The Capitol Hill meeting was part of a month-long series of community conversations about the levy in different parts of Seattle. In March and April, the City Council will discuss the levy and hold a public hearing. (Citizens can also voice their opinion online.) Based on the council’s decision, the levy will go on either the August primary or the November general-election ballot. The 2009 levy passed with almost 66 percent voter support.
If anything, support for the levy seemed even stronger at the meeting last Thursday at Capitol Hill’s 12th Avenue Arts, where the director of the Seattle Office of Housing, Steve Walker, explained the levy proposal. Most attendees who spoke worried not about rising taxes on homes, but about the ability for the poor to find and pay for housing.

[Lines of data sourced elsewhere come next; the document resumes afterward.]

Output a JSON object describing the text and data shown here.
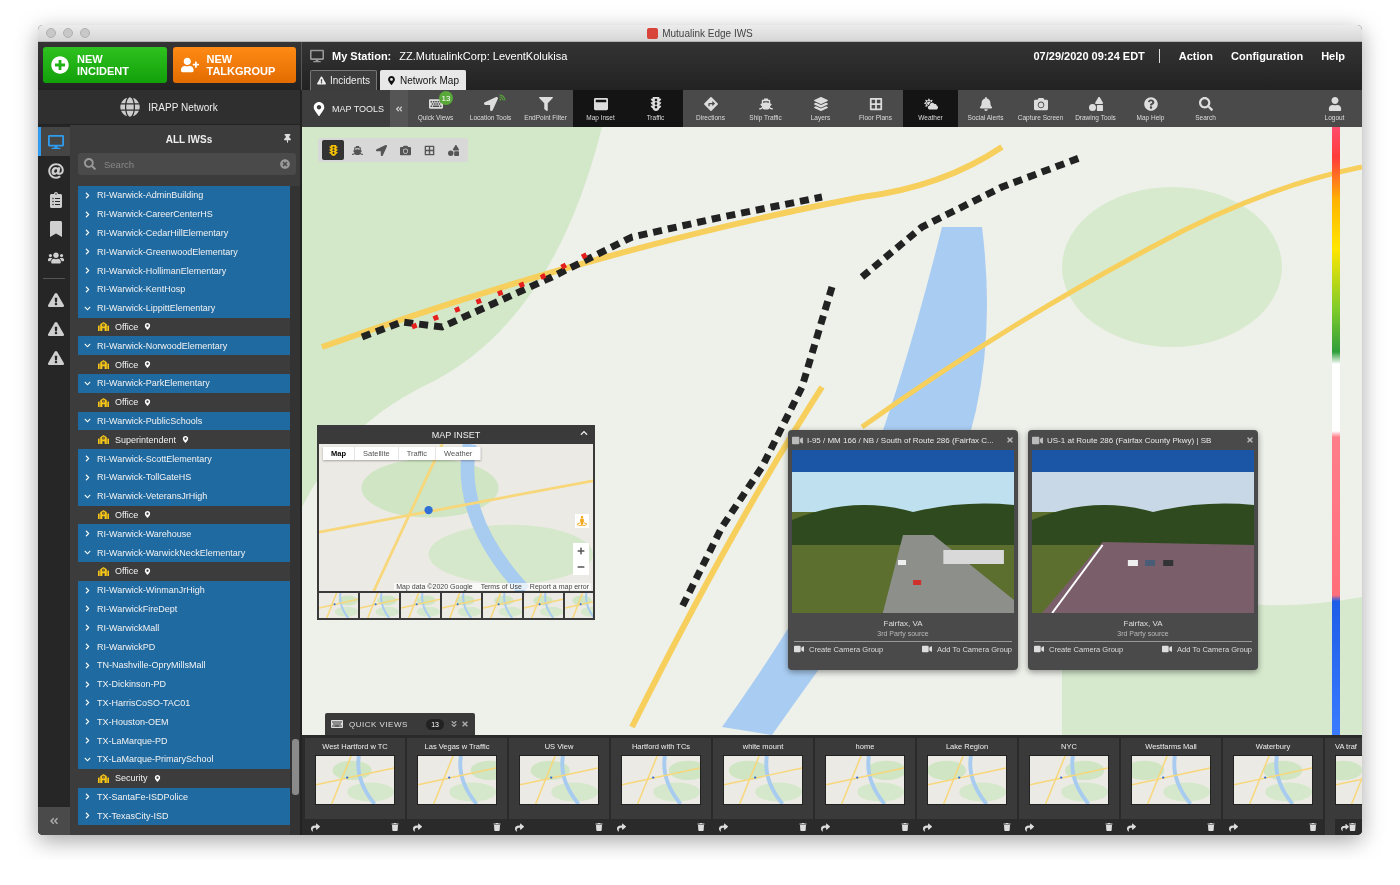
{
  "window": {
    "title": "Mutualink Edge IWS"
  },
  "header": {
    "buttons": [
      {
        "kind": "incident",
        "label": "NEW INCIDENT"
      },
      {
        "kind": "talkgroup",
        "label": "NEW TALKGROUP"
      }
    ],
    "station_label": "My Station:",
    "station": "ZZ.MutualinkCorp: LeventKolukisa",
    "datetime": "07/29/2020 09:24 EDT",
    "menu": [
      "Action",
      "Configuration",
      "Help"
    ]
  },
  "tabs": [
    {
      "kind": "warning",
      "label": "Incidents",
      "selected": false
    },
    {
      "kind": "pin",
      "label": "Network Map",
      "selected": true
    }
  ],
  "sidebar": {
    "network": "IRAPP Network",
    "rail": [
      {
        "kind": "monitors",
        "selected": true
      },
      {
        "kind": "at",
        "selected": false
      },
      {
        "kind": "clipboard",
        "selected": false
      },
      {
        "kind": "bookmark",
        "selected": false
      },
      {
        "kind": "group",
        "selected": false
      },
      {
        "kind": "alert-bolt",
        "selected": false
      },
      {
        "kind": "alert-mail",
        "selected": false
      },
      {
        "kind": "alert-minus",
        "selected": false
      }
    ],
    "title": "ALL IWSs",
    "search": {
      "placeholder": "Search"
    },
    "items": [
      {
        "label": "RI-Warwick-AdminBuilding",
        "expanded": false
      },
      {
        "label": "RI-Warwick-CareerCenterHS",
        "expanded": false
      },
      {
        "label": "RI-Warwick-CedarHillElementary",
        "expanded": false
      },
      {
        "label": "RI-Warwick-GreenwoodElementary",
        "expanded": false
      },
      {
        "label": "RI-Warwick-HollimanElementary",
        "expanded": false
      },
      {
        "label": "RI-Warwick-KentHosp",
        "expanded": false
      },
      {
        "label": "RI-Warwick-LippittElementary",
        "expanded": true,
        "children": [
          {
            "label": "Office"
          }
        ]
      },
      {
        "label": "RI-Warwick-NorwoodElementary",
        "expanded": true,
        "children": [
          {
            "label": "Office"
          }
        ]
      },
      {
        "label": "RI-Warwick-ParkElementary",
        "expanded": true,
        "children": [
          {
            "label": "Office"
          }
        ]
      },
      {
        "label": "RI-Warwick-PublicSchools",
        "expanded": true,
        "children": [
          {
            "label": "Superintendent"
          }
        ]
      },
      {
        "label": "RI-Warwick-ScottElementary",
        "expanded": false
      },
      {
        "label": "RI-Warwick-TollGateHS",
        "expanded": false
      },
      {
        "label": "RI-Warwick-VeteransJrHigh",
        "expanded": true,
        "children": [
          {
            "label": "Office"
          }
        ]
      },
      {
        "label": "RI-Warwick-Warehouse",
        "expanded": false
      },
      {
        "label": "RI-Warwick-WarwickNeckElementary",
        "expanded": true,
        "children": [
          {
            "label": "Office"
          }
        ]
      },
      {
        "label": "RI-Warwick-WinmanJrHigh",
        "expanded": false
      },
      {
        "label": "RI-WarwickFireDept",
        "expanded": false
      },
      {
        "label": "RI-WarwickMall",
        "expanded": false
      },
      {
        "label": "RI-WarwickPD",
        "expanded": false
      },
      {
        "label": "TN-Nashville-OpryMillsMall",
        "expanded": false
      },
      {
        "label": "TX-Dickinson-PD",
        "expanded": false
      },
      {
        "label": "TX-HarrisCoSO-TAC01",
        "expanded": false
      },
      {
        "label": "TX-Houston-OEM",
        "expanded": false
      },
      {
        "label": "TX-LaMarque-PD",
        "expanded": false
      },
      {
        "label": "TX-LaMarque-PrimarySchool",
        "expanded": true,
        "children": [
          {
            "label": "Security"
          }
        ]
      },
      {
        "label": "TX-SantaFe-ISDPolice",
        "expanded": false
      },
      {
        "label": "TX-TexasCity-ISD",
        "expanded": false
      }
    ]
  },
  "map_tools": {
    "label": "MAP TOOLS",
    "logout": "Logout",
    "tools": [
      {
        "kind": "quick-views",
        "label": "Quick Views",
        "selected": false,
        "badge": "13"
      },
      {
        "kind": "location",
        "label": "Location Tools",
        "selected": false
      },
      {
        "kind": "filter",
        "label": "EndPoint Filter",
        "selected": false
      },
      {
        "kind": "inset",
        "label": "Map Inset",
        "selected": true
      },
      {
        "kind": "traffic",
        "label": "Traffic",
        "selected": true
      },
      {
        "kind": "directions",
        "label": "Directions",
        "selected": false
      },
      {
        "kind": "ship",
        "label": "Ship Traffic",
        "selected": false
      },
      {
        "kind": "layers",
        "label": "Layers",
        "selected": false
      },
      {
        "kind": "floor",
        "label": "Floor Plans",
        "selected": false
      },
      {
        "kind": "weather",
        "label": "Weather",
        "selected": true
      },
      {
        "kind": "bell",
        "label": "Social Alerts",
        "selected": false
      },
      {
        "kind": "capture",
        "label": "Capture Screen",
        "selected": false
      },
      {
        "kind": "drawing",
        "label": "Drawing Tools",
        "selected": false
      },
      {
        "kind": "help",
        "label": "Map Help",
        "selected": false
      },
      {
        "kind": "search",
        "label": "Search",
        "selected": false
      }
    ]
  },
  "map_toolbar": [
    {
      "kind": "traffic",
      "selected": true
    },
    {
      "kind": "ship",
      "selected": false
    },
    {
      "kind": "location",
      "selected": false
    },
    {
      "kind": "camera",
      "selected": false
    },
    {
      "kind": "grid",
      "selected": false
    },
    {
      "kind": "shapes",
      "selected": false
    }
  ],
  "map_inset": {
    "title": "MAP INSET",
    "tabs": [
      {
        "label": "Map",
        "selected": true
      },
      {
        "label": "Satellite",
        "selected": false
      },
      {
        "label": "Traffic",
        "selected": false
      },
      {
        "label": "Weather",
        "selected": false
      }
    ],
    "attribution": [
      "Map data ©2020 Google",
      "Terms of Use",
      "Report a map error"
    ]
  },
  "cameras": [
    {
      "title": "I-95 / MM 166 / NB / South of Route 286 (Fairfax C...",
      "location": "Fairfax, VA",
      "source": "3rd Party source",
      "actions": [
        "Create Camera Group",
        "Add To Camera Group"
      ]
    },
    {
      "title": "US-1 at Route 286 (Fairfax County Pkwy) | SB",
      "location": "Fairfax, VA",
      "source": "3rd Party source",
      "actions": [
        "Create Camera Group",
        "Add To Camera Group"
      ]
    }
  ],
  "quick_views": {
    "title": "QUICK VIEWS",
    "count": "13",
    "items": [
      "West Hartford w TC",
      "Las Vegas w Traffic",
      "US View",
      "Hartford with TCs",
      "white mount",
      "home",
      "Lake Region",
      "NYC",
      "Westfarms Mall",
      "Waterbury",
      "VA traf"
    ]
  }
}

According to Walker, the levy will approach the problem of affordable housing mainly by producing and preserving 2,150 apartments. Using $240 million, those apartments will remain at affordable rates for 50 years and be available to low-wage workers, seniors, people with disabilities and the homeless. Some of the housing funded by previous levy programs will receive upgrades under the new levy.
If the levy passes, $24 million will go toward homelessness prevention and homeownership assistance. In addition, 4,500 families at risk of losing their homes will receive assistance for three to six months, while 380 low-income homeowners will receive financial loans and grants.
Seattle City Councilmember Kshama Sawant, who represents Capitol Hill’s District 3, expressed support for the levy. She said she is certain that her fellow councilmembers would do the same. Sawant and some attendees also spoke in support of rent control, though rent control is not part of the levy.
“Homeownership is out of reach for most people. In addition to the levy, we also need other citywide policies,” Sawant said. “We are advocating for citywide rent control because as long as we don’t have it, we won’t be able to produce enough affordable housing.”
One attendee expressed concern about old affordable housing that is being torn down.
“I’m not aware of us having brought those numbers together,” Walker said. “That is a conversation we’re having with City Council. The levy is about producing units, and the extent that it's able to preserve units is also important.”
Another person asked whether people stuck between market-rate housing and low-income housing are being considered. Walker referred to the Housing Affordability and Livability Advisory (HALA) committee’s plan, which the levy is a part of.
“By looking at the 60-plus HALA recommendations, there is an active discussion on a lot of these tools that are beginning to address a broader range of affordability issues. The levy is plugging in at the most vulnerable,” Walker said.
Despite the concerns, those present seemed to believe the levy is a step in the right direction. Ishea Brown, who lived in Chicago most of her life, compares Seattle’s homeless population to that of the windy city, where freezing winters can make being on the streets a life-or-death situation.
“Chicago is a bigger city," Brown said. "Seattle is reaching that point where we have to deal with homelessness. We need to offer stability to those people."